Jan Vermeer, "Woman holding scales" (c. 1663). National Gallery of Art, Washington
In real life, all of Vermeer's paintings will never come together. As Emily Gordenker, director of Mauritshuis, explained, some 17th century works are too fragile to travel, some are in private hands, and the scene that belonged to the Gardner Museum has been stolen. But still it is unlikely that all owners will be ready to part with their treasures at the same time. However, 18 museums and private collectors provided the project with digital images in high resolution.
Although there are many famous works on museum sites, Emily Gordenker stated that the application gives an idea of the size of the paintings relative to each other, and this is difficult to convey in a flat picture on the screen.Artist's Workshop (Allegory of Painting) Jan Vermeer1660's, 120 × 100 cmOpening the application, the user sees the museum without a roof.
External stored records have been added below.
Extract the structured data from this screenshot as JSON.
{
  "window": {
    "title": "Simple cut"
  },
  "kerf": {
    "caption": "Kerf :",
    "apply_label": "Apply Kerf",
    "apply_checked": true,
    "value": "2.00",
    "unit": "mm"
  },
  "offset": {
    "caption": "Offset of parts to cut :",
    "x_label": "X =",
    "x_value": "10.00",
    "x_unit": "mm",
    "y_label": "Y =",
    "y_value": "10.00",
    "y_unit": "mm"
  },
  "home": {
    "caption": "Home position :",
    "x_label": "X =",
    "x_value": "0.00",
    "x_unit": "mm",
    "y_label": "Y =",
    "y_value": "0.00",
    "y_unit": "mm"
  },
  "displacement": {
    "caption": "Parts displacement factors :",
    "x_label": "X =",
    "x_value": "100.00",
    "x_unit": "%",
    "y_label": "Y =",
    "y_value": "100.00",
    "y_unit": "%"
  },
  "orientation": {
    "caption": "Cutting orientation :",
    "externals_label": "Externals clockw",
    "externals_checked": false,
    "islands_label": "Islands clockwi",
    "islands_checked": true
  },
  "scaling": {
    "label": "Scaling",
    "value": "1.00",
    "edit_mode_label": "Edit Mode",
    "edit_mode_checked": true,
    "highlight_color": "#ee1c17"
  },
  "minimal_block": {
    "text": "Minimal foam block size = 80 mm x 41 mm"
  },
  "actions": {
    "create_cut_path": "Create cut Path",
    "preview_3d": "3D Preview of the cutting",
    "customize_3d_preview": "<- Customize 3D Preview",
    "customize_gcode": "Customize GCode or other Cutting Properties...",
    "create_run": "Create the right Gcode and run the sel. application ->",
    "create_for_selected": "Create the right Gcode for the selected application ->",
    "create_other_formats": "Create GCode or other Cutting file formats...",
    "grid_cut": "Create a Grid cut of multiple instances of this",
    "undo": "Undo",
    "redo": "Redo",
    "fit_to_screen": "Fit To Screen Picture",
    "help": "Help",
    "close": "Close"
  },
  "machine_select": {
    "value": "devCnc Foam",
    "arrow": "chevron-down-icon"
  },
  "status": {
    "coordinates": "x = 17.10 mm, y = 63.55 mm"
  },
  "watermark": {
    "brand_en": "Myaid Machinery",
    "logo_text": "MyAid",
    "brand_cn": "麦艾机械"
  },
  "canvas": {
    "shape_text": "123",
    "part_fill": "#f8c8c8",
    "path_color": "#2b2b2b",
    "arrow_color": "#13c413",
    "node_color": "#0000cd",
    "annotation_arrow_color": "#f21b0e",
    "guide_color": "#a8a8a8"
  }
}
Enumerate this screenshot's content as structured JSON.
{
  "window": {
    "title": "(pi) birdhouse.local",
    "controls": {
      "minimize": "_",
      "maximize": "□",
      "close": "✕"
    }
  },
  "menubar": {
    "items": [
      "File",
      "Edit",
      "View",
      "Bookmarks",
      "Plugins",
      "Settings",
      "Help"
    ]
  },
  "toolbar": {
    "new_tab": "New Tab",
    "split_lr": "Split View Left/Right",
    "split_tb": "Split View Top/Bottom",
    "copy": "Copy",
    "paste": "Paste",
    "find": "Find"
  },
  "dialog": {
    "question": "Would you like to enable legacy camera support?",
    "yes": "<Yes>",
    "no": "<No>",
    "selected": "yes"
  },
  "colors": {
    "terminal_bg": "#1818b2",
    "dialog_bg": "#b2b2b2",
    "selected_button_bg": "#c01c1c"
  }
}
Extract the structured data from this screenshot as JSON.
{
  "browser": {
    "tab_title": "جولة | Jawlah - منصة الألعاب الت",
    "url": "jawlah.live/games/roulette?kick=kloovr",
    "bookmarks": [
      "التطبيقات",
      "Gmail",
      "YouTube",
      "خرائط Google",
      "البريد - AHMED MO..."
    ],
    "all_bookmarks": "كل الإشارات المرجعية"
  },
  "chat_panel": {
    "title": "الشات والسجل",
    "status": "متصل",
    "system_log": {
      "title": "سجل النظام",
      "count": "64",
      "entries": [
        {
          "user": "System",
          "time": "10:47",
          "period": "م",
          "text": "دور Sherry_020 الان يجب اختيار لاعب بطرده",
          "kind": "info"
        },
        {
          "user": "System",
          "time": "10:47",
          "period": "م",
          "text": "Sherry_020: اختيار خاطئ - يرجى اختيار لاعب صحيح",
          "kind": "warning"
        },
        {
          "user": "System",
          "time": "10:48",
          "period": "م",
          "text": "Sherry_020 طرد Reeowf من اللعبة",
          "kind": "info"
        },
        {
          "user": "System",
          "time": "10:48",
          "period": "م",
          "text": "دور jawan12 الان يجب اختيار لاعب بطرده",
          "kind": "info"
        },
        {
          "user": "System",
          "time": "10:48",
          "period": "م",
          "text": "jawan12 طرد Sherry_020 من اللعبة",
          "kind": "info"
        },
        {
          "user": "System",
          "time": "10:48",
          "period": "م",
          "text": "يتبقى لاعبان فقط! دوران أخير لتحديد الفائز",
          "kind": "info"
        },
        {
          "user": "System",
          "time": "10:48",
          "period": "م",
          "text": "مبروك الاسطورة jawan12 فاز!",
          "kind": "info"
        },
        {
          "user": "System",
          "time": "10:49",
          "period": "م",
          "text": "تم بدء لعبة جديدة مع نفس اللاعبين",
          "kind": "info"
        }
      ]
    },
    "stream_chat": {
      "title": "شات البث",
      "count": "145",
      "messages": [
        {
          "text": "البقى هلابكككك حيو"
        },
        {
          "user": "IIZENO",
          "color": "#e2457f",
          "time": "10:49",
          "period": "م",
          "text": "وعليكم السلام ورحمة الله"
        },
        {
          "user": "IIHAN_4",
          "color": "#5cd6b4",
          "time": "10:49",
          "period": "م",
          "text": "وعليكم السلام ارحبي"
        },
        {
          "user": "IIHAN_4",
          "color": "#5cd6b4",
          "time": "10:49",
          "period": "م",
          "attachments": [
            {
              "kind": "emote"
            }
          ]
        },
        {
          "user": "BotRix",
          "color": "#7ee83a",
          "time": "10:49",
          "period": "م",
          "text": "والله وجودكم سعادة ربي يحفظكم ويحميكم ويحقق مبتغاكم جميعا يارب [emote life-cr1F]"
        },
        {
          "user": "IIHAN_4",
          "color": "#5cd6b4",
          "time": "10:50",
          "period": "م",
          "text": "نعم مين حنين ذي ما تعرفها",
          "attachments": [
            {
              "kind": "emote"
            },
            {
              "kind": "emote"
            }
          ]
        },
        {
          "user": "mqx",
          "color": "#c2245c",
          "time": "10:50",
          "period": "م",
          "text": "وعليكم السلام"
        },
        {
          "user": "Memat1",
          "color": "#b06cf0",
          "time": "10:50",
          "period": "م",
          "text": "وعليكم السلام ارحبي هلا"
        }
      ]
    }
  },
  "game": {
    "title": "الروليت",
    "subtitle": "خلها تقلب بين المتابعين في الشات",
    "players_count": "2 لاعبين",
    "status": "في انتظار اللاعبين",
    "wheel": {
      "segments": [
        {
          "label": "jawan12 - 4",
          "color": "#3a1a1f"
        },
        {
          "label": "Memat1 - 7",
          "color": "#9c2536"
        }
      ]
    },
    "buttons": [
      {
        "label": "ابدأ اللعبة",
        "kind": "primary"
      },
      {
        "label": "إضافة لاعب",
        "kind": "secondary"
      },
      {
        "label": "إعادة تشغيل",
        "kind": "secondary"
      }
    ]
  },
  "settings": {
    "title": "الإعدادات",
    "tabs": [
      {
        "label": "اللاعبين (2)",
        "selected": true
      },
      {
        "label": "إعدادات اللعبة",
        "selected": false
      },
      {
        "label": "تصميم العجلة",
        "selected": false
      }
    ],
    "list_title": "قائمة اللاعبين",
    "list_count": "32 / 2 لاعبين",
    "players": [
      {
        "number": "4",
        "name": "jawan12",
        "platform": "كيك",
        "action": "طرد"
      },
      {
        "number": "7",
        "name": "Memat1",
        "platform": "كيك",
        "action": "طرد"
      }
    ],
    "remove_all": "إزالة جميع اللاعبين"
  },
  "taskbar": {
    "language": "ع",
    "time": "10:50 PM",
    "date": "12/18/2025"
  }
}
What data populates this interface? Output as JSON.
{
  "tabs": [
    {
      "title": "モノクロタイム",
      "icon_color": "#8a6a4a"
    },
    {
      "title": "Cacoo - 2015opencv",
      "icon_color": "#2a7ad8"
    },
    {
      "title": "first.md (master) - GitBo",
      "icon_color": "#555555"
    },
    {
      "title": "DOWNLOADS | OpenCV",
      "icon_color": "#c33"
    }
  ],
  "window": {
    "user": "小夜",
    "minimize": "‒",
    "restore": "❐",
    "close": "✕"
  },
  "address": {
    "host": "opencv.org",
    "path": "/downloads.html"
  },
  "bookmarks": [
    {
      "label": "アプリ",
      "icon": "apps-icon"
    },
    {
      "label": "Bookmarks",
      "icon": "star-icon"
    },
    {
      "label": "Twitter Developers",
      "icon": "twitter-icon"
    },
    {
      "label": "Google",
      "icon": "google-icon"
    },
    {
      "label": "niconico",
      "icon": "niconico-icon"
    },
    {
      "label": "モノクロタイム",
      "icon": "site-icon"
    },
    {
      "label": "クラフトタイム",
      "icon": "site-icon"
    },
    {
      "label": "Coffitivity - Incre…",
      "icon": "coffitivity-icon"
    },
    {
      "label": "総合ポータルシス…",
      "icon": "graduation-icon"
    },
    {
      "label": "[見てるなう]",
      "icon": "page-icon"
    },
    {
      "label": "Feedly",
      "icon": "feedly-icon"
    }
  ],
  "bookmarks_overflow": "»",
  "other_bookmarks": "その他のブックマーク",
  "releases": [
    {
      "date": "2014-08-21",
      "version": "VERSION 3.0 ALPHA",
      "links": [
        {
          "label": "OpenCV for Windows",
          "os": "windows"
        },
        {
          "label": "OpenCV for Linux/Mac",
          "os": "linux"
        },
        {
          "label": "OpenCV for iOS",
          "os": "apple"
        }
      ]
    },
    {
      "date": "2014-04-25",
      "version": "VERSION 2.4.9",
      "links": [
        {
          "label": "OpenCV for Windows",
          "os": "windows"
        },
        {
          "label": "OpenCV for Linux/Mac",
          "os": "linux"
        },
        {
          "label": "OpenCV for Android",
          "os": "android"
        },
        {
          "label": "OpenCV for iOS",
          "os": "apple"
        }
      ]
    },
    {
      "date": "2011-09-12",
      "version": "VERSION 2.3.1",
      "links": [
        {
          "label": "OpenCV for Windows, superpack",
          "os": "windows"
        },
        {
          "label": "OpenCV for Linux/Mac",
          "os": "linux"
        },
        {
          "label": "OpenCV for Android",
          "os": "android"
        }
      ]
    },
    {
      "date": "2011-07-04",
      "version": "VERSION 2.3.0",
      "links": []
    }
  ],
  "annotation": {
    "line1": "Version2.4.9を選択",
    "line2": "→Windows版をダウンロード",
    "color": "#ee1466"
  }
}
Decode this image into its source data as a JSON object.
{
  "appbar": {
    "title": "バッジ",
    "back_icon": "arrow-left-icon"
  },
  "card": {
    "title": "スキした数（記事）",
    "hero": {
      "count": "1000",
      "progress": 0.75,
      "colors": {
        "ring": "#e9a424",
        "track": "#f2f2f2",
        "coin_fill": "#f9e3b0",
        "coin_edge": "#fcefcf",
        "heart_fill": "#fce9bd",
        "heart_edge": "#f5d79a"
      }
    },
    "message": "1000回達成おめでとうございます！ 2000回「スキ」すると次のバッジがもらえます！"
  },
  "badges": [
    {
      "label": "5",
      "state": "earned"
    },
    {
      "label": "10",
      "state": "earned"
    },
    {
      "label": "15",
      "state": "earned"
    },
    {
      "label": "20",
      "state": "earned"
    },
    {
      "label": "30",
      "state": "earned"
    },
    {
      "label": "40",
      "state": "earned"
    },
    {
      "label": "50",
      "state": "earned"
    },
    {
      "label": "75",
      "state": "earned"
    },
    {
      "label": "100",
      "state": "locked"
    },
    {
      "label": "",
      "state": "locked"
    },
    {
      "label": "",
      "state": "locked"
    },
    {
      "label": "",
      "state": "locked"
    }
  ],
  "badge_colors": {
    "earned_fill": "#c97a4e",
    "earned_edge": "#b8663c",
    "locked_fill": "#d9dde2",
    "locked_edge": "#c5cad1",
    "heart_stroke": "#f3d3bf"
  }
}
To enter a certain room, you need to touch the screen, put your fingers together and release them. After that, the perspective changes - a person sees walls with framed paintings. Scaling allows you to "approach" each work and carefully study it.
The first hall is dedicated to the earliest works of Vermeer, and the rest of the paintings are divided into topics such as "contemplation", "symbols and allegories" and "faces", known as "touch" (portraits of people with unusual facial expressions or in unusual clothes).Meet Vermeer (“Meet with Vermeer”) is a virtual museum containing images of all authentic paintings by a Dutch artist. On the left is a top view of the galleries in miniature; in the middle - the view of the halls from the inside; on the right - “Girl with a pearl earring” on the wall. Source: Mauritshuis / Google Arts & CultureLaurent Gaveau, director of Google’s Arts and Culture Lab, said this is the first virtual museum, but the company is not developing other similar projects: “We want to first see how people will react to this, and if so, how it can be improved. ”Read also: Good question. Is it true that the earring in the painting “Girl with a Pearl Earring” is not really a pearl one?A girl with a pearl earring, Jan Vermeer1665, 44.5 × 39 cm In response to skeptical remarks about the fact that with such virtual museums people won't go real, Emily Gordenker objects: native walls. One of the reasons why museum attendance is growing is precisely because we were able to use digital technologies that break down barriers and make us much more accessible. ”Arkhiv: read us in Telegram and see on Instagram
According to The New York Times and the official website of Mauritshuis